Goodnight Mommy (Ich seh, Ich seh)
by Hope Madden
There is something eerily beautiful about Severin Fiala and Veronika Franz’s rural Austrian horror Goodnight Mommy (Ich seh, Ich seh).
During one languid summer, twin brothers Lukas and Elias await their mother’s return from the hospital. They spend their time bouncing on a trampoline, floating in a pond, or exploring the fields and woods around the house. But when their mom comes home, bandaged from the cosmetic surgery she underwent, the brothers fear more has changed than just her face.
Franz and Fiala owe a great debt to an older American film, but to name it would be to give far too much away, and the less you know about Goodnight Mommy, the better.
Inside this elegantly filmed environment, where sun dappled fields lead to leafy forests, the filmmakers mine a kind of primal childhood fear. There’s a subtle lack of compassion that works the nerves beautifully, because it’s hard to feel too badly for the boys or for their mother. You don’t wish harm on any of them, but at the same time, their flaws make all three a bit terrifying.
The filmmakers’ graceful storytelling leads you down one path before utterly upending everything you think you know. They never spoon feed you information, depending instead on your astute observation – a refreshing approach in this genre.
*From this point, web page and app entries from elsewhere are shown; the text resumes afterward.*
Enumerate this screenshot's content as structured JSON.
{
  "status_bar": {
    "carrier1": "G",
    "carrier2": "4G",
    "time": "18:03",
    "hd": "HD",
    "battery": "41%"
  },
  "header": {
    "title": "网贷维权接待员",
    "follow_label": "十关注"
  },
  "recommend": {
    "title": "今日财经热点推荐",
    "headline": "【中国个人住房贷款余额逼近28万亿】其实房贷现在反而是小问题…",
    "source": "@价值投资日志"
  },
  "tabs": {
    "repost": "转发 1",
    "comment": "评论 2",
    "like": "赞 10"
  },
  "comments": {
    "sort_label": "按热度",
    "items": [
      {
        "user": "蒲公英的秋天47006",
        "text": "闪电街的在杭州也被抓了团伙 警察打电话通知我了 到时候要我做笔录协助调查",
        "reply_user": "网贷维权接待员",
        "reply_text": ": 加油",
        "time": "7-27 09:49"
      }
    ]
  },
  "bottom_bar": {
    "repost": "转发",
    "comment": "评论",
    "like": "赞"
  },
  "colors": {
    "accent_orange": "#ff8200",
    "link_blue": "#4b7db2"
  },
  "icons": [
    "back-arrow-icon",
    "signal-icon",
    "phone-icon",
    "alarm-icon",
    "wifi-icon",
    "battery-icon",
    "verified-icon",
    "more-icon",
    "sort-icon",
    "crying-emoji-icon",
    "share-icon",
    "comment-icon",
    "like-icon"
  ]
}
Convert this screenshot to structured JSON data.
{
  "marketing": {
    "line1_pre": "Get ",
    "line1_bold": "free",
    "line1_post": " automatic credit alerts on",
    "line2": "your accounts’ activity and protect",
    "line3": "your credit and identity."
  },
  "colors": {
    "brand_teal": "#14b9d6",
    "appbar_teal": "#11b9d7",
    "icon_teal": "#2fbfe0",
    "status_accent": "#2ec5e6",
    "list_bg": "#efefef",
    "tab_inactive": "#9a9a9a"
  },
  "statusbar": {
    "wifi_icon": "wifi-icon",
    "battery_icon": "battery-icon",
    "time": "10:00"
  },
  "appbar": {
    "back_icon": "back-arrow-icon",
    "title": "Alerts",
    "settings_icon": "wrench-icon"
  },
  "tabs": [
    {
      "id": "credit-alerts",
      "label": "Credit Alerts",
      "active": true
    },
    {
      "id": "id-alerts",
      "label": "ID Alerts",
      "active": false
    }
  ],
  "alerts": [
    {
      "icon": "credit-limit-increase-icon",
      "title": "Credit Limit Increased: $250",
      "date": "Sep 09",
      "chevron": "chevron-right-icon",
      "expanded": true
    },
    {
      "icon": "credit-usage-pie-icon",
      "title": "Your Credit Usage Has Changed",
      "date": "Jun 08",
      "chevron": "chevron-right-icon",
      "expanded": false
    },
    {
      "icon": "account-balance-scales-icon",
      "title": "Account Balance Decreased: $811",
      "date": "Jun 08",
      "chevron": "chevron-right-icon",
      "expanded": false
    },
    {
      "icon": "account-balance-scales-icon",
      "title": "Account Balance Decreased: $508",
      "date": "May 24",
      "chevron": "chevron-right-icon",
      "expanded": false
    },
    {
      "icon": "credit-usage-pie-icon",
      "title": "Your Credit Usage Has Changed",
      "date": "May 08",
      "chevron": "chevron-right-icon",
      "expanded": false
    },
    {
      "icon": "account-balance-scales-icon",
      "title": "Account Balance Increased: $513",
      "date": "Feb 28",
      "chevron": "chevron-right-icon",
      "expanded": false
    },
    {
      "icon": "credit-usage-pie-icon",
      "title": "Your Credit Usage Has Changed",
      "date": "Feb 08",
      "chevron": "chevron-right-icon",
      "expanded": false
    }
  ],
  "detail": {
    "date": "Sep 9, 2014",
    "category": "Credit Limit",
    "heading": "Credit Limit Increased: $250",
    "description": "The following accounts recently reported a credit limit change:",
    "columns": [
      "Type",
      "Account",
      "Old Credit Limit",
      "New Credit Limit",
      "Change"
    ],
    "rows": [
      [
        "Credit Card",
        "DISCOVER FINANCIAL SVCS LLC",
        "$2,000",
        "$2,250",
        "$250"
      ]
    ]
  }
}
Performances by young brothers Lukas and Elias Schwarz compel interest, while Susanne Wuest’s cagey turn as the boys’ mother propels the mystery. It’s a hypnotic, bucolic adventure as visually arresting as it is utterly creepy.
The film is going to go where you don’t expect it to go, even if you expect you’ve uncovered its secrets.